INPUT:
[Start of section]

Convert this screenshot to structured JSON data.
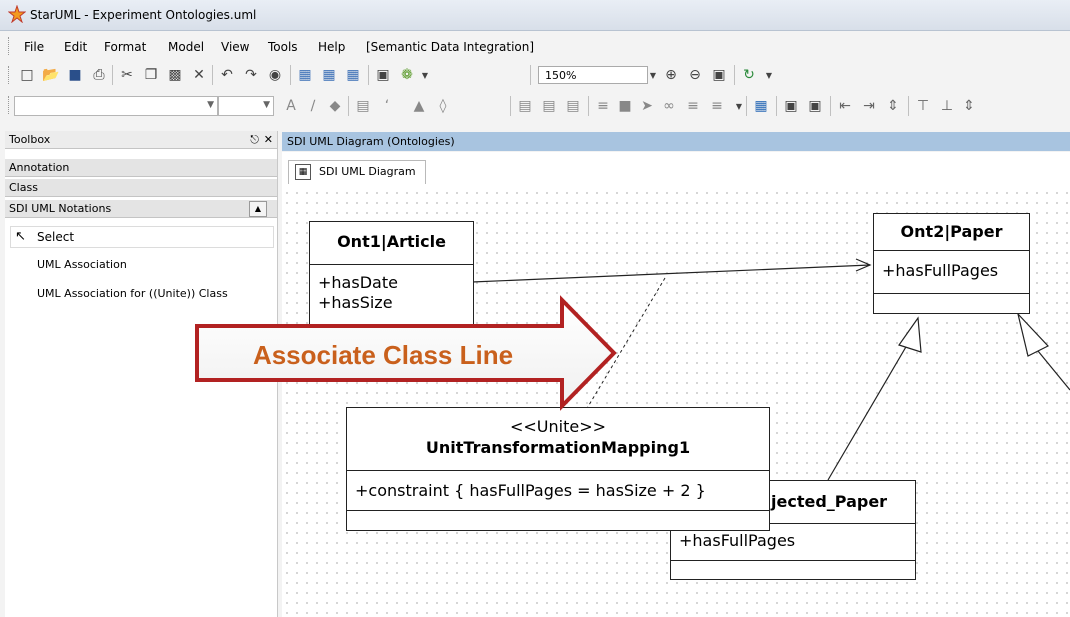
{
  "window": {
    "title": "StarUML - Experiment Ontologies.uml"
  },
  "menu": [
    "File",
    "Edit",
    "Format",
    "Model",
    "View",
    "Tools",
    "Help",
    "[Semantic Data Integration]"
  ],
  "toolbar": {
    "zoom_value": "150%"
  },
  "toolbox": {
    "title": "Toolbox",
    "sections": [
      "Annotation",
      "Class",
      "SDI UML Notations"
    ],
    "items": [
      "Select",
      "UML Association",
      "UML Association for ((Unite)) Class"
    ]
  },
  "diagram": {
    "header": "SDI UML Diagram (Ontologies)",
    "tab_label": "SDI UML Diagram",
    "classes": {
      "article": {
        "name": "Ont1|Article",
        "attrs": [
          "+hasDate",
          "+hasSize"
        ]
      },
      "paper": {
        "name": "Ont2|Paper",
        "attrs": [
          "+hasFullPages"
        ]
      },
      "mapping": {
        "stereotype": "<<Unite>>",
        "name": "UnitTransformationMapping1",
        "attrs": [
          "+constraint { hasFullPages = hasSize + 2 }"
        ]
      },
      "rejected": {
        "name": "jected_Paper",
        "attrs": [
          "+hasFullPages"
        ]
      }
    },
    "callout": "Associate Class Line"
  },
  "colors": {
    "callout_text": "#c9601c",
    "callout_border": "#b22222",
    "diagram_header": "#a8c4e0"
  }
}
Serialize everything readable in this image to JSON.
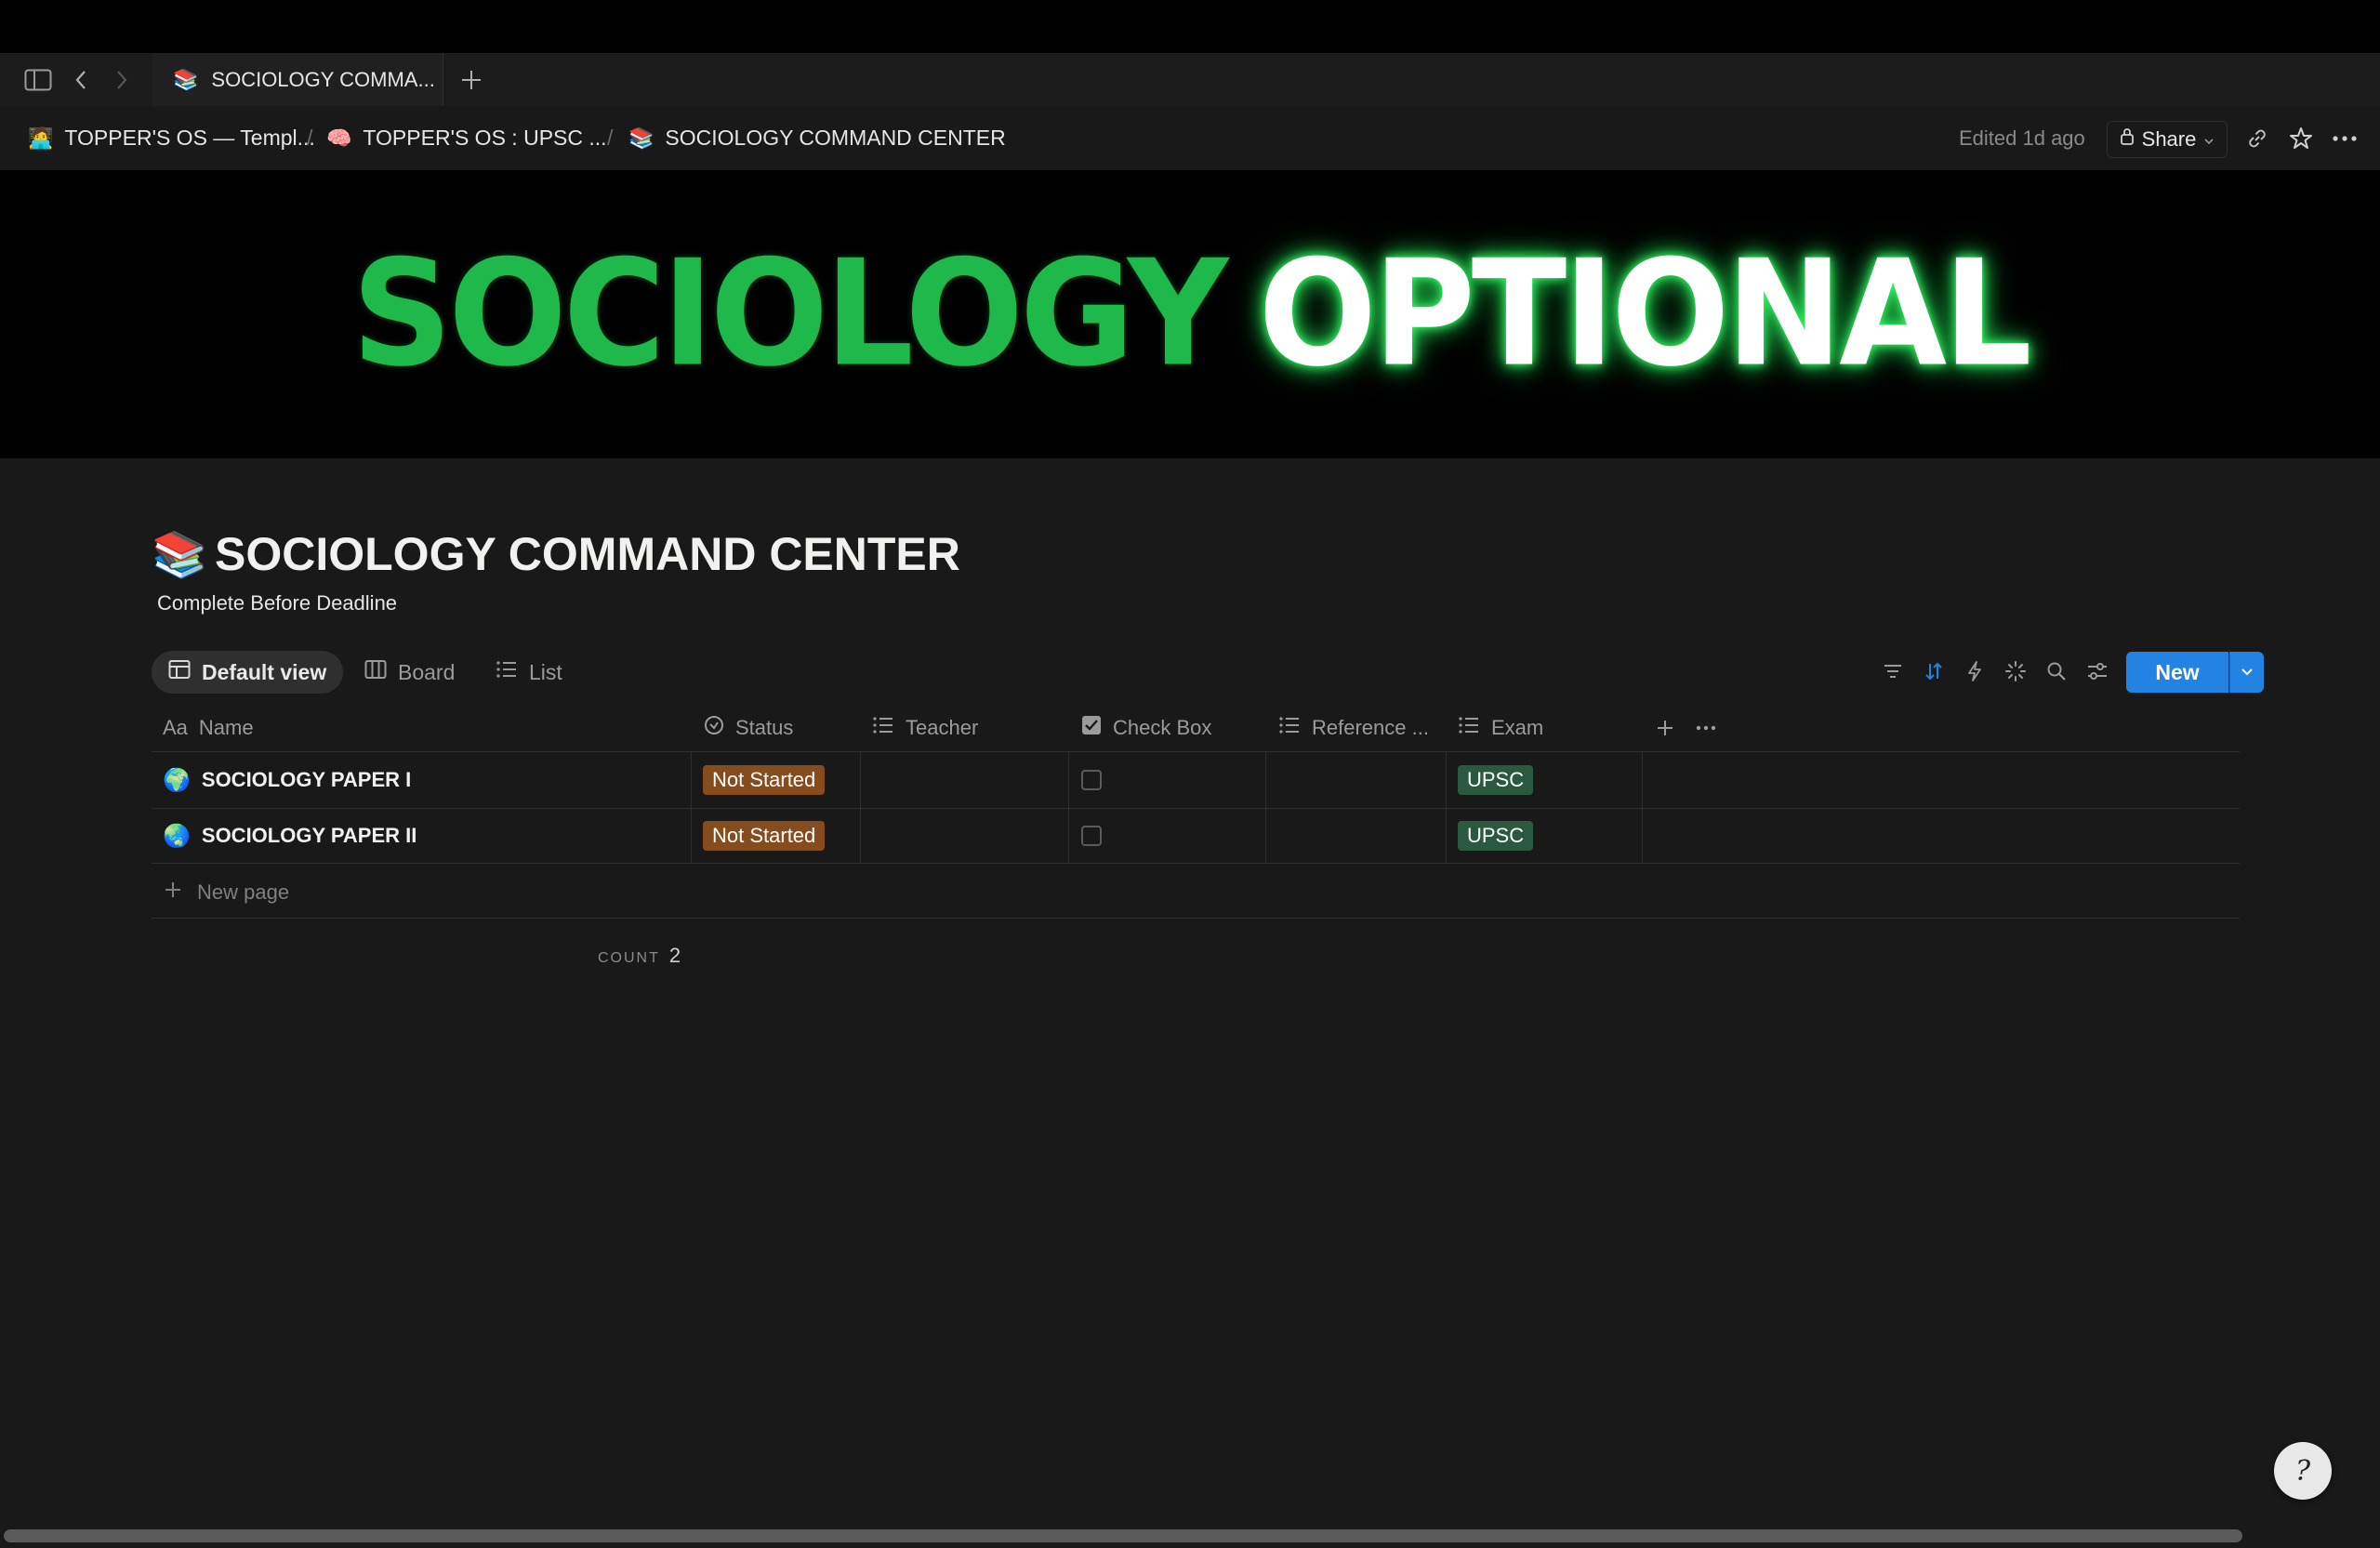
{
  "tab": {
    "emoji": "📚",
    "title": "SOCIOLOGY COMMA..."
  },
  "breadcrumb": [
    {
      "icon": "🧑‍💻",
      "label": "TOPPER'S OS — Templ..."
    },
    {
      "icon": "🧠",
      "label": "TOPPER'S OS : UPSC ..."
    },
    {
      "icon": "📚",
      "label": "SOCIOLOGY COMMAND CENTER"
    }
  ],
  "breadcrumb_separator": "/",
  "header": {
    "edited": "Edited 1d ago",
    "share_label": "Share"
  },
  "cover": {
    "word1": "SOCIOLOGY",
    "word2": "OPTIONAL"
  },
  "page": {
    "icon": "📚",
    "title": "SOCIOLOGY COMMAND CENTER",
    "description": "Complete Before Deadline"
  },
  "views": [
    {
      "label": "Default view",
      "icon": "table-icon",
      "active": true
    },
    {
      "label": "Board",
      "icon": "board-icon",
      "active": false
    },
    {
      "label": "List",
      "icon": "list-icon",
      "active": false
    }
  ],
  "toolbar": {
    "new_label": "New"
  },
  "table": {
    "columns": [
      {
        "label": "Name",
        "icon": "Aa"
      },
      {
        "label": "Status",
        "icon": "status-icon"
      },
      {
        "label": "Teacher",
        "icon": "list-icon"
      },
      {
        "label": "Check Box",
        "icon": "checkbox-icon"
      },
      {
        "label": "Reference ...",
        "icon": "list-icon"
      },
      {
        "label": "Exam",
        "icon": "list-icon"
      }
    ],
    "rows": [
      {
        "icon": "🌍",
        "name": "SOCIOLOGY PAPER I",
        "status": "Not Started",
        "teacher": "",
        "checked": false,
        "reference": "",
        "exam": "UPSC"
      },
      {
        "icon": "🌏",
        "name": "SOCIOLOGY PAPER II",
        "status": "Not Started",
        "teacher": "",
        "checked": false,
        "reference": "",
        "exam": "UPSC"
      }
    ],
    "new_page_label": "New page",
    "count_label": "COUNT",
    "count_value": "2"
  },
  "colors": {
    "accent": "#2383e2",
    "status_not_started": "#854c1d",
    "exam_tag": "#2b593f",
    "cover_green": "#1fb84a"
  }
}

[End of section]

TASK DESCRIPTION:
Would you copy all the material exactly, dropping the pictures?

REPLY:
Convert this screenshot to structured JSON data.
{
  "window": {
    "title": "StarUML - Experiment Ontologies.uml"
  },
  "menu": [
    "File",
    "Edit",
    "Format",
    "Model",
    "View",
    "Tools",
    "Help",
    "[Semantic Data Integration]"
  ],
  "toolbar": {
    "zoom_value": "150%"
  },
  "toolbox": {
    "title": "Toolbox",
    "sections": [
      "Annotation",
      "Class",
      "SDI UML Notations"
    ],
    "items": [
      "Select",
      "UML Association",
      "UML Association for ((Unite)) Class"
    ]
  },
  "diagram": {
    "header": "SDI UML Diagram (Ontologies)",
    "tab_label": "SDI UML Diagram",
    "classes": {
      "article": {
        "name": "Ont1|Article",
        "attrs": [
          "+hasDate",
          "+hasSize"
        ]
      },
      "paper": {
        "name": "Ont2|Paper",
        "attrs": [
          "+hasFullPages"
        ]
      },
      "mapping": {
        "stereotype": "<<Unite>>",
        "name": "UnitTransformationMapping1",
        "attrs": [
          "+constraint { hasFullPages = hasSize + 2 }"
        ]
      },
      "rejected": {
        "name": "jected_Paper",
        "attrs": [
          "+hasFullPages"
        ]
      }
    },
    "callout": "Associate Class Line"
  },
  "colors": {
    "callout_text": "#c9601c",
    "callout_border": "#b22222",
    "diagram_header": "#a8c4e0"
  }
}
Serialize everything readable in this image to JSON.
{
  "tab": {
    "emoji": "📚",
    "title": "SOCIOLOGY COMMA..."
  },
  "breadcrumb": [
    {
      "icon": "🧑‍💻",
      "label": "TOPPER'S OS — Templ..."
    },
    {
      "icon": "🧠",
      "label": "TOPPER'S OS : UPSC ..."
    },
    {
      "icon": "📚",
      "label": "SOCIOLOGY COMMAND CENTER"
    }
  ],
  "breadcrumb_separator": "/",
  "header": {
    "edited": "Edited 1d ago",
    "share_label": "Share"
  },
  "cover": {
    "word1": "SOCIOLOGY",
    "word2": "OPTIONAL"
  },
  "page": {
    "icon": "📚",
    "title": "SOCIOLOGY COMMAND CENTER",
    "description": "Complete Before Deadline"
  },
  "views": [
    {
      "label": "Default view",
      "icon": "table-icon",
      "active": true
    },
    {
      "label": "Board",
      "icon": "board-icon",
      "active": false
    },
    {
      "label": "List",
      "icon": "list-icon",
      "active": false
    }
  ],
  "toolbar": {
    "new_label": "New"
  },
  "table": {
    "columns": [
      {
        "label": "Name",
        "icon": "Aa"
      },
      {
        "label": "Status",
        "icon": "status-icon"
      },
      {
        "label": "Teacher",
        "icon": "list-icon"
      },
      {
        "label": "Check Box",
        "icon": "checkbox-icon"
      },
      {
        "label": "Reference ...",
        "icon": "list-icon"
      },
      {
        "label": "Exam",
        "icon": "list-icon"
      }
    ],
    "rows": [
      {
        "icon": "🌍",
        "name": "SOCIOLOGY PAPER I",
        "status": "Not Started",
        "teacher": "",
        "checked": false,
        "reference": "",
        "exam": "UPSC"
      },
      {
        "icon": "🌏",
        "name": "SOCIOLOGY PAPER II",
        "status": "Not Started",
        "teacher": "",
        "checked": false,
        "reference": "",
        "exam": "UPSC"
      }
    ],
    "new_page_label": "New page",
    "count_label": "COUNT",
    "count_value": "2"
  },
  "colors": {
    "accent": "#2383e2",
    "status_not_started": "#854c1d",
    "exam_tag": "#2b593f",
    "cover_green": "#1fb84a"
  }
}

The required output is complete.